The first thing I did was do a bit of research and one of the first websites I got info from via a google search was from Pam at Diggings in her post entitled “How to make a stock tank pond“. It’s an extremely informative post where I learnt this: “You’ll want to choose at least three types of plants for your new pond: oxygenators (submerged plants), marginals (water’s edge plants), and deep-water aquatics (plants that sit on the bottom and have leaves on the surface, like water lilies). Water lilies may be sexy, but the hard-working oxygenators are very important in maintaining a natural balance in the water, keeping algae at bay, and producing oxygen for fish“.

So there was my “Aha!” moment. There are NO oxygenators in my pond! Not a one. You’d think that the pond maintenance guy would (or should) tell me that? Perhaps? Seeing as he was tasked with the original planting in the pond 3 years ago? Obviously not.

So I’ve been looking for oxygenators at the local nurseries and at last I found some in the Aquarium supplies section. I purchased ten, brought them home and planted them – Best planting experience ever! Just throw in the pond. Finis.

Oxygenator in the baggie …

Oxygenator plant getting “planted” …
Oxygenator getting planted

And now we wait to see how it works on this …
Algae in the pond

Happy Gardening

Christine's garden Gardening Home page features

Water Hyacinth

I’m on a mission to get my pond sorted out this year. As you know, we inherited the fish pond when we bought the house – it had four gold fish and one Koi in it – no plants whatsoever and it’s not a great looking pond. There were hedges growing on either side of the pond that were so overgrown they were sort of growing into the pond and all in all – it was not my favourite thing in the garden. But I love the sound of the water trickling – the ponds is situated right outside my office – if I turn around I see it through my glass doors – in summer the doors are always open while I’m working and I hear the water trickling all day whilst I work. Its lovely – and this year I plan to make it beautiful.

The first think I did three years ago was to got a few pond plants. I got them from a guy who comes once a month tohelp me clean the pond. I never asked what they were and I still have no idea, but a few weeks back when I was at Ferndale (yes, again!), I found some water hyacinths. I bought two. They have a pond full of them and I actually had no idea what I was buying, they were not flowering, just green and looked attractive so I bought them.  When I was there last week I walked past the pond and saw two of their Hyacinths in flower! They are really pretty flowers and now I am hoping mine will flower too.
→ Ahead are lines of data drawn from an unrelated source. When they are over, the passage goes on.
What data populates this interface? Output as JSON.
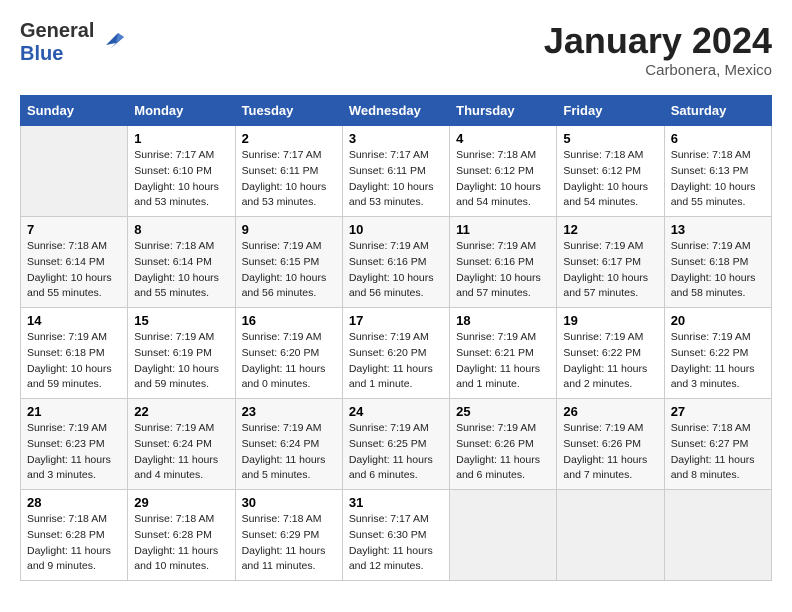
{
  "header": {
    "logo_general": "General",
    "logo_blue": "Blue",
    "title": "January 2024",
    "subtitle": "Carbonera, Mexico"
  },
  "weekdays": [
    "Sunday",
    "Monday",
    "Tuesday",
    "Wednesday",
    "Thursday",
    "Friday",
    "Saturday"
  ],
  "weeks": [
    [
      {
        "day": "",
        "sunrise": "",
        "sunset": "",
        "daylight": ""
      },
      {
        "day": "1",
        "sunrise": "7:17 AM",
        "sunset": "6:10 PM",
        "daylight": "10 hours and 53 minutes."
      },
      {
        "day": "2",
        "sunrise": "7:17 AM",
        "sunset": "6:11 PM",
        "daylight": "10 hours and 53 minutes."
      },
      {
        "day": "3",
        "sunrise": "7:17 AM",
        "sunset": "6:11 PM",
        "daylight": "10 hours and 53 minutes."
      },
      {
        "day": "4",
        "sunrise": "7:18 AM",
        "sunset": "6:12 PM",
        "daylight": "10 hours and 54 minutes."
      },
      {
        "day": "5",
        "sunrise": "7:18 AM",
        "sunset": "6:12 PM",
        "daylight": "10 hours and 54 minutes."
      },
      {
        "day": "6",
        "sunrise": "7:18 AM",
        "sunset": "6:13 PM",
        "daylight": "10 hours and 55 minutes."
      }
    ],
    [
      {
        "day": "7",
        "sunrise": "7:18 AM",
        "sunset": "6:14 PM",
        "daylight": "10 hours and 55 minutes."
      },
      {
        "day": "8",
        "sunrise": "7:18 AM",
        "sunset": "6:14 PM",
        "daylight": "10 hours and 55 minutes."
      },
      {
        "day": "9",
        "sunrise": "7:19 AM",
        "sunset": "6:15 PM",
        "daylight": "10 hours and 56 minutes."
      },
      {
        "day": "10",
        "sunrise": "7:19 AM",
        "sunset": "6:16 PM",
        "daylight": "10 hours and 56 minutes."
      },
      {
        "day": "11",
        "sunrise": "7:19 AM",
        "sunset": "6:16 PM",
        "daylight": "10 hours and 57 minutes."
      },
      {
        "day": "12",
        "sunrise": "7:19 AM",
        "sunset": "6:17 PM",
        "daylight": "10 hours and 57 minutes."
      },
      {
        "day": "13",
        "sunrise": "7:19 AM",
        "sunset": "6:18 PM",
        "daylight": "10 hours and 58 minutes."
      }
    ],
    [
      {
        "day": "14",
        "sunrise": "7:19 AM",
        "sunset": "6:18 PM",
        "daylight": "10 hours and 59 minutes."
      },
      {
        "day": "15",
        "sunrise": "7:19 AM",
        "sunset": "6:19 PM",
        "daylight": "10 hours and 59 minutes."
      },
      {
        "day": "16",
        "sunrise": "7:19 AM",
        "sunset": "6:20 PM",
        "daylight": "11 hours and 0 minutes."
      },
      {
        "day": "17",
        "sunrise": "7:19 AM",
        "sunset": "6:20 PM",
        "daylight": "11 hours and 1 minute."
      },
      {
        "day": "18",
        "sunrise": "7:19 AM",
        "sunset": "6:21 PM",
        "daylight": "11 hours and 1 minute."
      },
      {
        "day": "19",
        "sunrise": "7:19 AM",
        "sunset": "6:22 PM",
        "daylight": "11 hours and 2 minutes."
      },
      {
        "day": "20",
        "sunrise": "7:19 AM",
        "sunset": "6:22 PM",
        "daylight": "11 hours and 3 minutes."
      }
    ],
    [
      {
        "day": "21",
        "sunrise": "7:19 AM",
        "sunset": "6:23 PM",
        "daylight": "11 hours and 3 minutes."
      },
      {
        "day": "22",
        "sunrise": "7:19 AM",
        "sunset": "6:24 PM",
        "daylight": "11 hours and 4 minutes."
      },
      {
        "day": "23",
        "sunrise": "7:19 AM",
        "sunset": "6:24 PM",
        "daylight": "11 hours and 5 minutes."
      },
      {
        "day": "24",
        "sunrise": "7:19 AM",
        "sunset": "6:25 PM",
        "daylight": "11 hours and 6 minutes."
      },
      {
        "day": "25",
        "sunrise": "7:19 AM",
        "sunset": "6:26 PM",
        "daylight": "11 hours and 6 minutes."
      },
      {
        "day": "26",
        "sunrise": "7:19 AM",
        "sunset": "6:26 PM",
        "daylight": "11 hours and 7 minutes."
      },
      {
        "day": "27",
        "sunrise": "7:18 AM",
        "sunset": "6:27 PM",
        "daylight": "11 hours and 8 minutes."
      }
    ],
    [
      {
        "day": "28",
        "sunrise": "7:18 AM",
        "sunset": "6:28 PM",
        "daylight": "11 hours and 9 minutes."
      },
      {
        "day": "29",
        "sunrise": "7:18 AM",
        "sunset": "6:28 PM",
        "daylight": "11 hours and 10 minutes."
      },
      {
        "day": "30",
        "sunrise": "7:18 AM",
        "sunset": "6:29 PM",
        "daylight": "11 hours and 11 minutes."
      },
      {
        "day": "31",
        "sunrise": "7:17 AM",
        "sunset": "6:30 PM",
        "daylight": "11 hours and 12 minutes."
      },
      {
        "day": "",
        "sunrise": "",
        "sunset": "",
        "daylight": ""
      },
      {
        "day": "",
        "sunrise": "",
        "sunset": "",
        "daylight": ""
      },
      {
        "day": "",
        "sunrise": "",
        "sunset": "",
        "daylight": ""
      }
    ]
  ]
}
The flowers are upright, pale blue, as in this photograph. How lovely if I had flowers floating around in my pond …

A good friend of mine gave me Irises from the pond in his garden which I am busy potting and adding to my pond (I LOVE Irises) and Im busy re-potting the plants I have in there into fresh/bigger containers. I’ve been researching how to lay mosaic tiling … at the moment its just plain cement and the sides are blackened which looks very unattractive – so I want to lay blue mosaic tiles on the inside of the pond. So far I’ve researched and measured … thats as far as I’ve got. The research and planning continues … but first to sort out all the plants.

[one_half]Water Hyacinth[/one_half]